HOW TO COMPLETE THIS TASK:
Show each line of the records in which the word "Delta" occurs.

SOURCE INFORMATION:
+-------+

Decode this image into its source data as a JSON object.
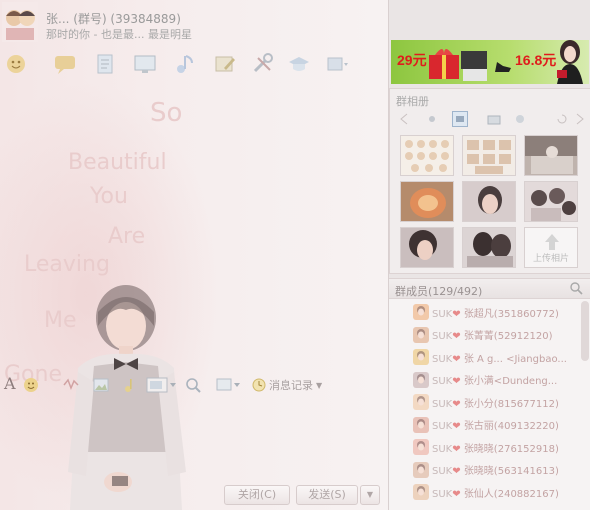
{
  "window": {
    "group_name": "张... (群号) (39384889)",
    "group_signature": "那时的你 - 也是最... 最是明星"
  },
  "toolbar": {
    "icons": [
      "emoticon-icon",
      "chat-bubble-icon",
      "document-icon",
      "screen-icon",
      "music-icon",
      "edit-icon",
      "tools-icon",
      "hat-icon",
      "more-icon"
    ]
  },
  "wallpaper": {
    "words": [
      "So",
      "Beautiful",
      "You",
      "Are",
      "Leaving",
      "Me",
      "Gone"
    ]
  },
  "input_toolbar": {
    "history_label": "消息记录"
  },
  "buttons": {
    "close": "关闭(C)",
    "send": "发送(S)",
    "send_arrow": "▼"
  },
  "ad": {
    "price_left": "29元",
    "price_right": "16.8元"
  },
  "album": {
    "title": "群相册",
    "upload_label": "上传相片"
  },
  "members": {
    "title": "群成员(129/492)",
    "list": [
      {
        "tag": "SUK",
        "heart": "❤",
        "name": "张超凡(351860772)"
      },
      {
        "tag": "SUK",
        "heart": "❤",
        "name": "张菁菁(52912120)"
      },
      {
        "tag": "SUK",
        "heart": "❤",
        "name": "张 A g... <Jiangbao..."
      },
      {
        "tag": "SUK",
        "heart": "❤",
        "name": "张小满<Dundeng..."
      },
      {
        "tag": "SUK",
        "heart": "❤",
        "name": "张小分(815677112)"
      },
      {
        "tag": "SUK",
        "heart": "❤",
        "name": "张古丽(409132220)"
      },
      {
        "tag": "SUK",
        "heart": "❤",
        "name": "张晓晓(276152918)"
      },
      {
        "tag": "SUK",
        "heart": "❤",
        "name": "张晓晓(563141613)"
      },
      {
        "tag": "SUK",
        "heart": "❤",
        "name": "张仙人(240882167)"
      }
    ]
  }
}
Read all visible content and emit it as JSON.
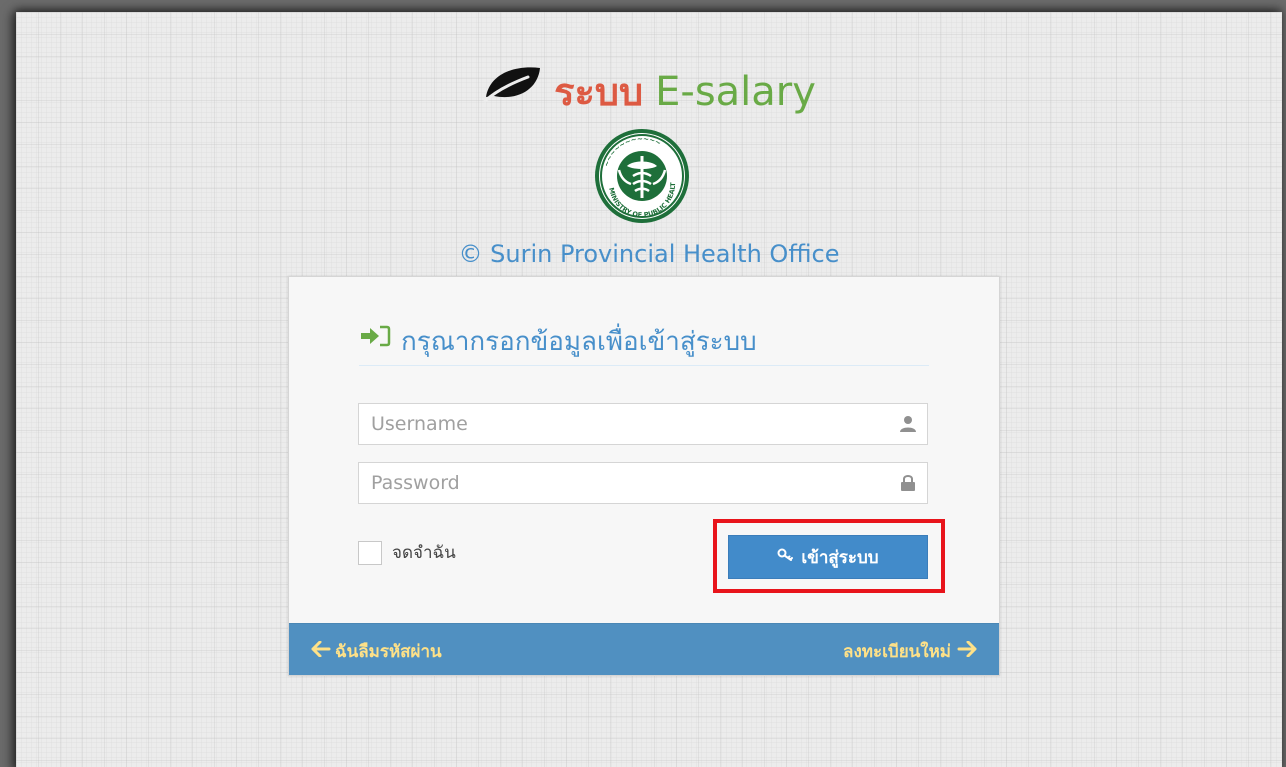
{
  "header": {
    "title_thai": "ระบบ",
    "title_brand": "E-salary",
    "leaf_icon": "leaf-icon",
    "seal_icon": "ministry-of-public-health-seal",
    "copyright": "© Surin Provincial Health Office"
  },
  "login": {
    "title": "กรุณากรอกข้อมูลเพื่อเข้าสู่ระบบ",
    "title_icon": "sign-in-icon",
    "username": {
      "placeholder": "Username",
      "value": "",
      "icon": "user-icon"
    },
    "password": {
      "placeholder": "Password",
      "value": "",
      "icon": "lock-icon"
    },
    "remember_label": "จดจำฉัน",
    "remember_checked": false,
    "submit_label": "เข้าสู่ระบบ",
    "submit_icon": "key-icon"
  },
  "footer": {
    "forgot_label": "ฉันลืมรหัสผ่าน",
    "register_label": "ลงทะเบียนใหม่"
  },
  "colors": {
    "title_thai": "#dd5a43",
    "title_brand": "#69aa46",
    "accent_blue": "#478fca",
    "button_blue": "#428bca",
    "footer_blue": "#5090c1",
    "footer_link": "#fee188",
    "highlight": "#e8141b"
  }
}
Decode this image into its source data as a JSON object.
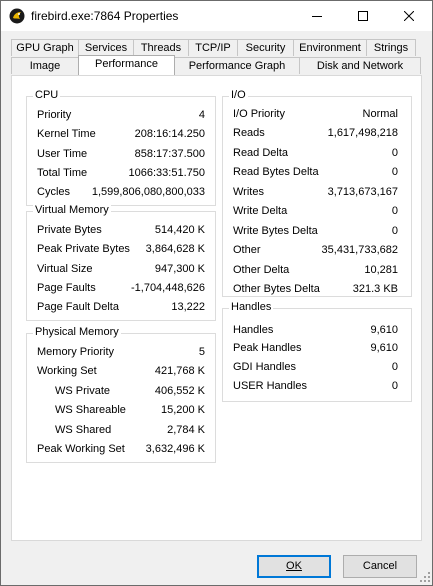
{
  "window": {
    "title": "firebird.exe:7864 Properties"
  },
  "tabs": {
    "row1": [
      "GPU Graph",
      "Services",
      "Threads",
      "TCP/IP",
      "Security",
      "Environment",
      "Strings"
    ],
    "row2": [
      "Image",
      "Performance",
      "Performance Graph",
      "Disk and Network"
    ],
    "active": "Performance"
  },
  "cpu": {
    "title": "CPU",
    "rows": [
      {
        "label": "Priority",
        "value": "4"
      },
      {
        "label": "Kernel Time",
        "value": "208:16:14.250"
      },
      {
        "label": "User Time",
        "value": "858:17:37.500"
      },
      {
        "label": "Total Time",
        "value": "1066:33:51.750"
      },
      {
        "label": "Cycles",
        "value": "1,599,806,080,800,033"
      }
    ]
  },
  "virtual_memory": {
    "title": "Virtual Memory",
    "rows": [
      {
        "label": "Private Bytes",
        "value": "514,420 K"
      },
      {
        "label": "Peak Private Bytes",
        "value": "3,864,628 K"
      },
      {
        "label": "Virtual Size",
        "value": "947,300 K"
      },
      {
        "label": "Page Faults",
        "value": "-1,704,448,626"
      },
      {
        "label": "Page Fault Delta",
        "value": "13,222"
      }
    ]
  },
  "physical_memory": {
    "title": "Physical Memory",
    "rows": [
      {
        "label": "Memory Priority",
        "value": "5"
      },
      {
        "label": "Working Set",
        "value": "421,768 K"
      },
      {
        "label": "WS Private",
        "value": "406,552 K"
      },
      {
        "label": "WS Shareable",
        "value": "15,200 K"
      },
      {
        "label": "WS Shared",
        "value": "2,784 K"
      },
      {
        "label": "Peak Working Set",
        "value": "3,632,496 K"
      }
    ]
  },
  "io": {
    "title": "I/O",
    "rows": [
      {
        "label": "I/O Priority",
        "value": "Normal"
      },
      {
        "label": "Reads",
        "value": "1,617,498,218"
      },
      {
        "label": "Read Delta",
        "value": "0"
      },
      {
        "label": "Read Bytes Delta",
        "value": "0"
      },
      {
        "label": "Writes",
        "value": "3,713,673,167"
      },
      {
        "label": "Write Delta",
        "value": "0"
      },
      {
        "label": "Write Bytes Delta",
        "value": "0"
      },
      {
        "label": "Other",
        "value": "35,431,733,682"
      },
      {
        "label": "Other Delta",
        "value": "10,281"
      },
      {
        "label": "Other Bytes Delta",
        "value": "321.3  KB"
      }
    ]
  },
  "handles": {
    "title": "Handles",
    "rows": [
      {
        "label": "Handles",
        "value": "9,610"
      },
      {
        "label": "Peak Handles",
        "value": "9,610"
      },
      {
        "label": "GDI Handles",
        "value": "0"
      },
      {
        "label": "USER Handles",
        "value": "0"
      }
    ]
  },
  "buttons": {
    "ok": "OK",
    "cancel": "Cancel"
  }
}
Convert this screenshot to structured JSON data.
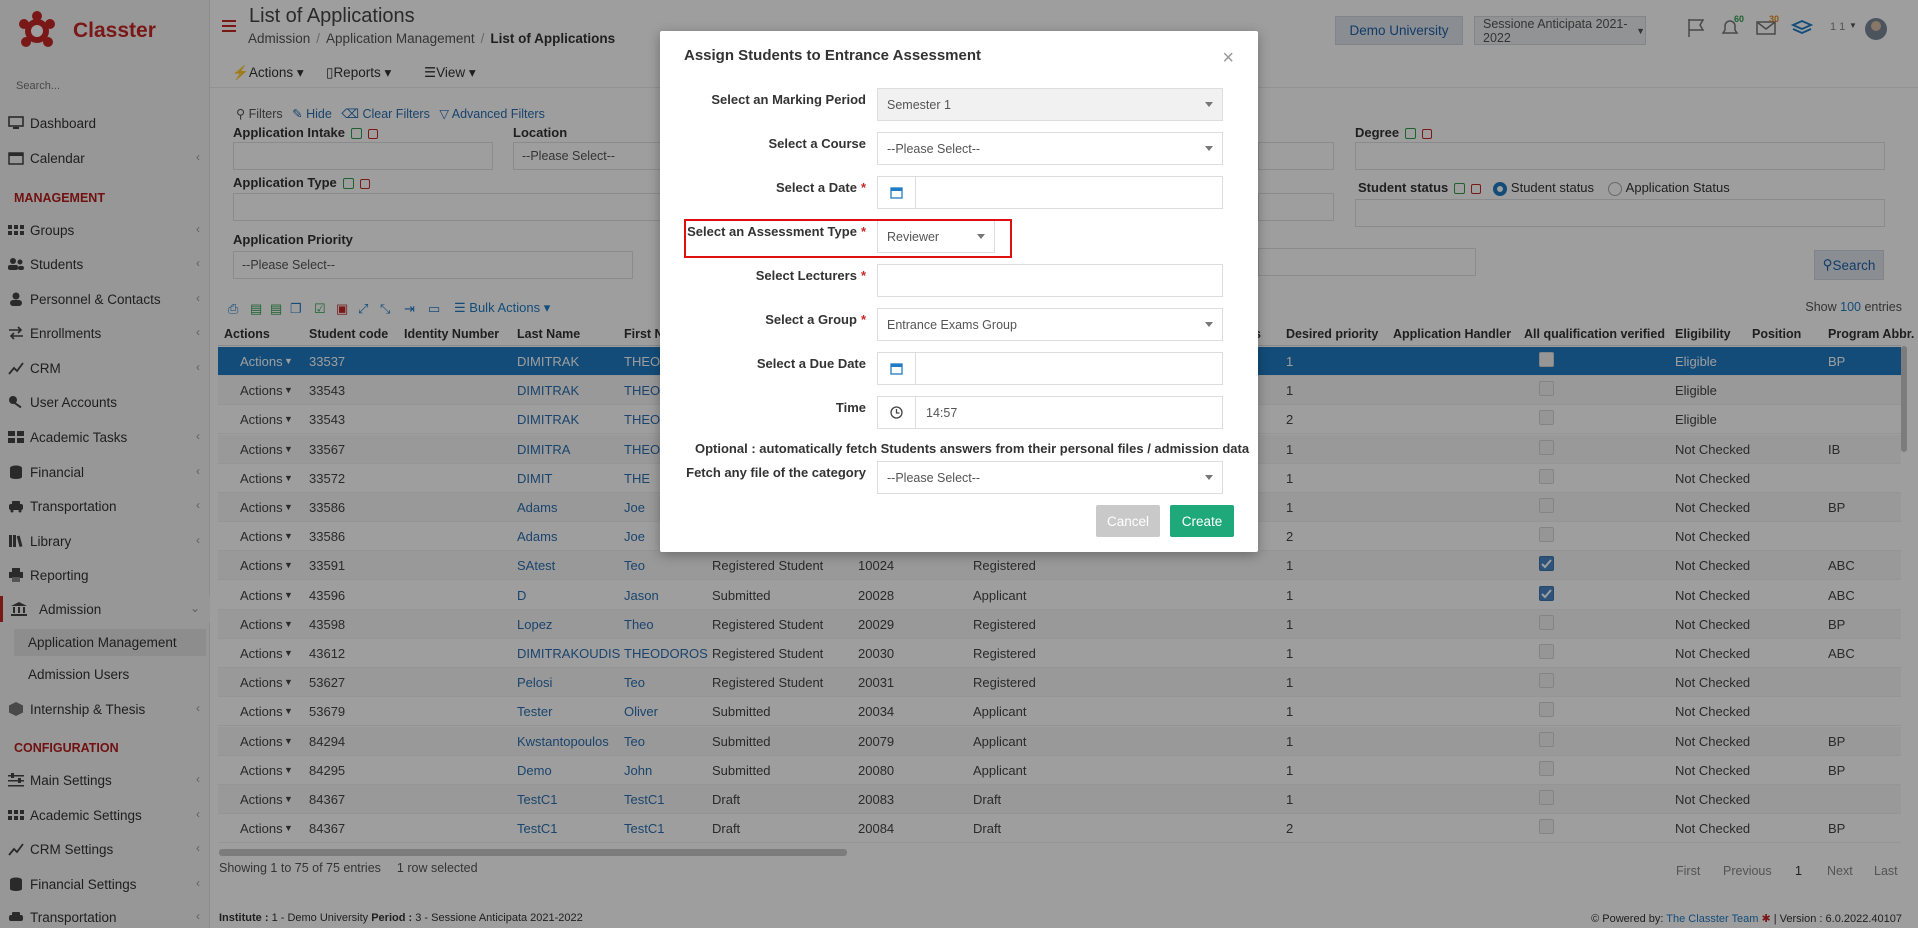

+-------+

TASK RESPONSE:
        "label": "Page Fault Delta",
        "label": "Read Delta",
        "label": "Read Bytes Delta",
        "label": "Write Delta",
        "label": "Write Bytes Delta",
        "label": "Other Delta",
        "label": "Other Bytes Delta",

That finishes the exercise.